▸ RECORD EXTRACTS:

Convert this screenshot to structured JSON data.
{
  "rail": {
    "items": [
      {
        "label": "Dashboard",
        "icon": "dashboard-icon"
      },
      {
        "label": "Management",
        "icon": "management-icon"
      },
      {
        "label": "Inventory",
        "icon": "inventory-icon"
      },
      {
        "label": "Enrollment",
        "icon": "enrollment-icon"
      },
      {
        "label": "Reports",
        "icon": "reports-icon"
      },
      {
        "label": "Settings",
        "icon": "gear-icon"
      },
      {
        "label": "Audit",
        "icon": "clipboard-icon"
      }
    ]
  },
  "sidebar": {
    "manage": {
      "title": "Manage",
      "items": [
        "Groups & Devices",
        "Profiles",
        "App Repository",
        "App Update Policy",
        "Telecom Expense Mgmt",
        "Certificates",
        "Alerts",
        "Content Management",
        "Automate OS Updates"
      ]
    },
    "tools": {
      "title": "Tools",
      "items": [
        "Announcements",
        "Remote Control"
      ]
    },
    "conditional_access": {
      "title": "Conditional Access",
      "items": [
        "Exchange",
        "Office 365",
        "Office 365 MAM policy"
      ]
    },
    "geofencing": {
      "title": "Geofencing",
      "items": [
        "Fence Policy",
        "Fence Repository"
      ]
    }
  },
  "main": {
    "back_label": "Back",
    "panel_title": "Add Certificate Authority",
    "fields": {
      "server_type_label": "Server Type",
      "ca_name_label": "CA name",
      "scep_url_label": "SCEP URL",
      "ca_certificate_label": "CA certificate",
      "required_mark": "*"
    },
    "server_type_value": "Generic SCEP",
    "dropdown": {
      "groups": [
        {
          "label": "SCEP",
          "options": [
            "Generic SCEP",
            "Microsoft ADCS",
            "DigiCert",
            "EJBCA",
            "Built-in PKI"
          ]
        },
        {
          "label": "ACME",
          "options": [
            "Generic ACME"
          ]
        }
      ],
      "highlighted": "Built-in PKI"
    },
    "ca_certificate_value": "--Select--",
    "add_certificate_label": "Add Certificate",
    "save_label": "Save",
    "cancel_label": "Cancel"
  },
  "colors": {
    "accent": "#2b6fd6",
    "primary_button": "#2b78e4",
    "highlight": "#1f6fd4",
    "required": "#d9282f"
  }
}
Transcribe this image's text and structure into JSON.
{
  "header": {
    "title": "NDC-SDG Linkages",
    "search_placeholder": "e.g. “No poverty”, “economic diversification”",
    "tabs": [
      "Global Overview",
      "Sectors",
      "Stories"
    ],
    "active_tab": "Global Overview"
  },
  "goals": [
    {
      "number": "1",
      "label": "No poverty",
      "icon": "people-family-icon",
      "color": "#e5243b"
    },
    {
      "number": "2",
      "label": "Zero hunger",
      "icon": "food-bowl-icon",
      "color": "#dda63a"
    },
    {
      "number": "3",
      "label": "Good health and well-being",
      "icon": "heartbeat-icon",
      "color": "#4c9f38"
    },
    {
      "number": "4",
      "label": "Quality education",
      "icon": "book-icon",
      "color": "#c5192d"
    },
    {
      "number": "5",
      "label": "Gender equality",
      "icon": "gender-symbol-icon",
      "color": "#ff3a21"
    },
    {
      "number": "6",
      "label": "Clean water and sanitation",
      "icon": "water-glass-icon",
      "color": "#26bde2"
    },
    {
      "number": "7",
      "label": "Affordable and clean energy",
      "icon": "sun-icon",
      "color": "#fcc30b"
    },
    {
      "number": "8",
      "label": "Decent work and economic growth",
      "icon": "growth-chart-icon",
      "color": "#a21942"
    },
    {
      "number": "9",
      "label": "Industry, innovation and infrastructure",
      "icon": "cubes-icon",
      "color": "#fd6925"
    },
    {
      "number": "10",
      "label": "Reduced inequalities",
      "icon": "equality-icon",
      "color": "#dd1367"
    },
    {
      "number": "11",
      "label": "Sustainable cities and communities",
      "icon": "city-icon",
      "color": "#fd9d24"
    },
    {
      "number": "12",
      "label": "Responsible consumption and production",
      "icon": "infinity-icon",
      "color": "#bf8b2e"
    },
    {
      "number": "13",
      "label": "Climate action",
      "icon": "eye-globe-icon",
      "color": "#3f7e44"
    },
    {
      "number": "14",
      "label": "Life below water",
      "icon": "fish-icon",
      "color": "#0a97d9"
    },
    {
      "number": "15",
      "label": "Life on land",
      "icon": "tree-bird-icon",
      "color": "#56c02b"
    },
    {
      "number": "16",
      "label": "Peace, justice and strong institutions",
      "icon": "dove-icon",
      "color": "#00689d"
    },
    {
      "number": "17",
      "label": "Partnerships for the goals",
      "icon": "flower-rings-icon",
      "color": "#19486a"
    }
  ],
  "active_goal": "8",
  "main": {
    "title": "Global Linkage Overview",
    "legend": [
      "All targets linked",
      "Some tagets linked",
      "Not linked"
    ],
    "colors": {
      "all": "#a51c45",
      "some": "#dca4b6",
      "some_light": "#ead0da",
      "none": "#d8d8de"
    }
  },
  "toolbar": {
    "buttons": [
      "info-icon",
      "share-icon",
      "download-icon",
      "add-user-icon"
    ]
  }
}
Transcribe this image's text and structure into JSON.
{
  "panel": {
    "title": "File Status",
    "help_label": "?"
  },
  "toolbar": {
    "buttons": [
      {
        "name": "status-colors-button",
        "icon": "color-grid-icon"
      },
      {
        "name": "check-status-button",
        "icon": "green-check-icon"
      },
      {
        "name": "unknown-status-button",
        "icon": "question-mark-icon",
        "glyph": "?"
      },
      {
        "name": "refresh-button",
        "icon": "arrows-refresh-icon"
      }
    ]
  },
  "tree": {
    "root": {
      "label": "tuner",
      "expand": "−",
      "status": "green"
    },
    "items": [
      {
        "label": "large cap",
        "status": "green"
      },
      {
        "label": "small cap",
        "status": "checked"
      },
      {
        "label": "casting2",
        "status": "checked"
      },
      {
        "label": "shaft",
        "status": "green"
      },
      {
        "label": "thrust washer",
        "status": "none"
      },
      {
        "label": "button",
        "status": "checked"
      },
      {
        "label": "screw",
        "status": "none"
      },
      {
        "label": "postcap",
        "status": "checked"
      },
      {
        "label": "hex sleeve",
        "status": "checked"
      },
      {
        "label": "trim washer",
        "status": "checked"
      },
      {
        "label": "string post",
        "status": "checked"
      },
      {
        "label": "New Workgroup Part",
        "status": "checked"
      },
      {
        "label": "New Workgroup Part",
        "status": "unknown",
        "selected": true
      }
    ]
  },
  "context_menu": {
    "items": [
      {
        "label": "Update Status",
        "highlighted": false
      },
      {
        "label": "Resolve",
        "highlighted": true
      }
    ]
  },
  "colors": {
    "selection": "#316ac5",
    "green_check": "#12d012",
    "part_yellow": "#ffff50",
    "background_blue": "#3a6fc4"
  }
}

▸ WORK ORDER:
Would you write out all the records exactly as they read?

▸ TASK OUTPUT:
Convert this screenshot to structured JSON data.
{
  "rail": {
    "items": [
      {
        "label": "Dashboard",
        "icon": "dashboard-icon"
      },
      {
        "label": "Management",
        "icon": "management-icon"
      },
      {
        "label": "Inventory",
        "icon": "inventory-icon"
      },
      {
        "label": "Enrollment",
        "icon": "enrollment-icon"
      },
      {
        "label": "Reports",
        "icon": "reports-icon"
      },
      {
        "label": "Settings",
        "icon": "gear-icon"
      },
      {
        "label": "Audit",
        "icon": "clipboard-icon"
      }
    ]
  },
  "sidebar": {
    "manage": {
      "title": "Manage",
      "items": [
        "Groups & Devices",
        "Profiles",
        "App Repository",
        "App Update Policy",
        "Telecom Expense Mgmt",
        "Certificates",
        "Alerts",
        "Content Management",
        "Automate OS Updates"
      ]
    },
    "tools": {
      "title": "Tools",
      "items": [
        "Announcements",
        "Remote Control"
      ]
    },
    "conditional_access": {
      "title": "Conditional Access",
      "items": [
        "Exchange",
        "Office 365",
        "Office 365 MAM policy"
      ]
    },
    "geofencing": {
      "title": "Geofencing",
      "items": [
        "Fence Policy",
        "Fence Repository"
      ]
    }
  },
  "main": {
    "back_label": "Back",
    "panel_title": "Add Certificate Authority",
    "fields": {
      "server_type_label": "Server Type",
      "ca_name_label": "CA name",
      "scep_url_label": "SCEP URL",
      "ca_certificate_label": "CA certificate",
      "required_mark": "*"
    },
    "server_type_value": "Generic SCEP",
    "dropdown": {
      "groups": [
        {
          "label": "SCEP",
          "options": [
            "Generic SCEP",
            "Microsoft ADCS",
            "DigiCert",
            "EJBCA",
            "Built-in PKI"
          ]
        },
        {
          "label": "ACME",
          "options": [
            "Generic ACME"
          ]
        }
      ],
      "highlighted": "Built-in PKI"
    },
    "ca_certificate_value": "--Select--",
    "add_certificate_label": "Add Certificate",
    "save_label": "Save",
    "cancel_label": "Cancel"
  },
  "colors": {
    "accent": "#2b6fd6",
    "primary_button": "#2b78e4",
    "highlight": "#1f6fd4",
    "required": "#d9282f"
  }
}
Transcribe this image's text and structure into JSON.
{
  "header": {
    "title": "NDC-SDG Linkages",
    "search_placeholder": "e.g. “No poverty”, “economic diversification”",
    "tabs": [
      "Global Overview",
      "Sectors",
      "Stories"
    ],
    "active_tab": "Global Overview"
  },
  "goals": [
    {
      "number": "1",
      "label": "No poverty",
      "icon": "people-family-icon",
      "color": "#e5243b"
    },
    {
      "number": "2",
      "label": "Zero hunger",
      "icon": "food-bowl-icon",
      "color": "#dda63a"
    },
    {
      "number": "3",
      "label": "Good health and well-being",
      "icon": "heartbeat-icon",
      "color": "#4c9f38"
    },
    {
      "number": "4",
      "label": "Quality education",
      "icon": "book-icon",
      "color": "#c5192d"
    },
    {
      "number": "5",
      "label": "Gender equality",
      "icon": "gender-symbol-icon",
      "color": "#ff3a21"
    },
    {
      "number": "6",
      "label": "Clean water and sanitation",
      "icon": "water-glass-icon",
      "color": "#26bde2"
    },
    {
      "number": "7",
      "label": "Affordable and clean energy",
      "icon": "sun-icon",
      "color": "#fcc30b"
    },
    {
      "number": "8",
      "label": "Decent work and economic growth",
      "icon": "growth-chart-icon",
      "color": "#a21942"
    },
    {
      "number": "9",
      "label": "Industry, innovation and infrastructure",
      "icon": "cubes-icon",
      "color": "#fd6925"
    },
    {
      "number": "10",
      "label": "Reduced inequalities",
      "icon": "equality-icon",
      "color": "#dd1367"
    },
    {
      "number": "11",
      "label": "Sustainable cities and communities",
      "icon": "city-icon",
      "color": "#fd9d24"
    },
    {
      "number": "12",
      "label": "Responsible consumption and production",
      "icon": "infinity-icon",
      "color": "#bf8b2e"
    },
    {
      "number": "13",
      "label": "Climate action",
      "icon": "eye-globe-icon",
      "color": "#3f7e44"
    },
    {
      "number": "14",
      "label": "Life below water",
      "icon": "fish-icon",
      "color": "#0a97d9"
    },
    {
      "number": "15",
      "label": "Life on land",
      "icon": "tree-bird-icon",
      "color": "#56c02b"
    },
    {
      "number": "16",
      "label": "Peace, justice and strong institutions",
      "icon": "dove-icon",
      "color": "#00689d"
    },
    {
      "number": "17",
      "label": "Partnerships for the goals",
      "icon": "flower-rings-icon",
      "color": "#19486a"
    }
  ],
  "active_goal": "8",
  "main": {
    "title": "Global Linkage Overview",
    "legend": [
      "All targets linked",
      "Some tagets linked",
      "Not linked"
    ],
    "colors": {
      "all": "#a51c45",
      "some": "#dca4b6",
      "some_light": "#ead0da",
      "none": "#d8d8de"
    }
  },
  "toolbar": {
    "buttons": [
      "info-icon",
      "share-icon",
      "download-icon",
      "add-user-icon"
    ]
  }
}
Transcribe this image's text and structure into JSON.
{
  "panel": {
    "title": "File Status",
    "help_label": "?"
  },
  "toolbar": {
    "buttons": [
      {
        "name": "status-colors-button",
        "icon": "color-grid-icon"
      },
      {
        "name": "check-status-button",
        "icon": "green-check-icon"
      },
      {
        "name": "unknown-status-button",
        "icon": "question-mark-icon",
        "glyph": "?"
      },
      {
        "name": "refresh-button",
        "icon": "arrows-refresh-icon"
      }
    ]
  },
  "tree": {
    "root": {
      "label": "tuner",
      "expand": "−",
      "status": "green"
    },
    "items": [
      {
        "label": "large cap",
        "status": "green"
      },
      {
        "label": "small cap",
        "status": "checked"
      },
      {
        "label": "casting2",
        "status": "checked"
      },
      {
        "label": "shaft",
        "status": "green"
      },
      {
        "label": "thrust washer",
        "status": "none"
      },
      {
        "label": "button",
        "status": "checked"
      },
      {
        "label": "screw",
        "status": "none"
      },
      {
        "label": "postcap",
        "status": "checked"
      },
      {
        "label": "hex sleeve",
        "status": "checked"
      },
      {
        "label": "trim washer",
        "status": "checked"
      },
      {
        "label": "string post",
        "status": "checked"
      },
      {
        "label": "New Workgroup Part",
        "status": "checked"
      },
      {
        "label": "New Workgroup Part",
        "status": "unknown",
        "selected": true
      }
    ]
  },
  "context_menu": {
    "items": [
      {
        "label": "Update Status",
        "highlighted": false
      },
      {
        "label": "Resolve",
        "highlighted": true
      }
    ]
  },
  "colors": {
    "selection": "#316ac5",
    "green_check": "#12d012",
    "part_yellow": "#ffff50",
    "background_blue": "#3a6fc4"
  }
}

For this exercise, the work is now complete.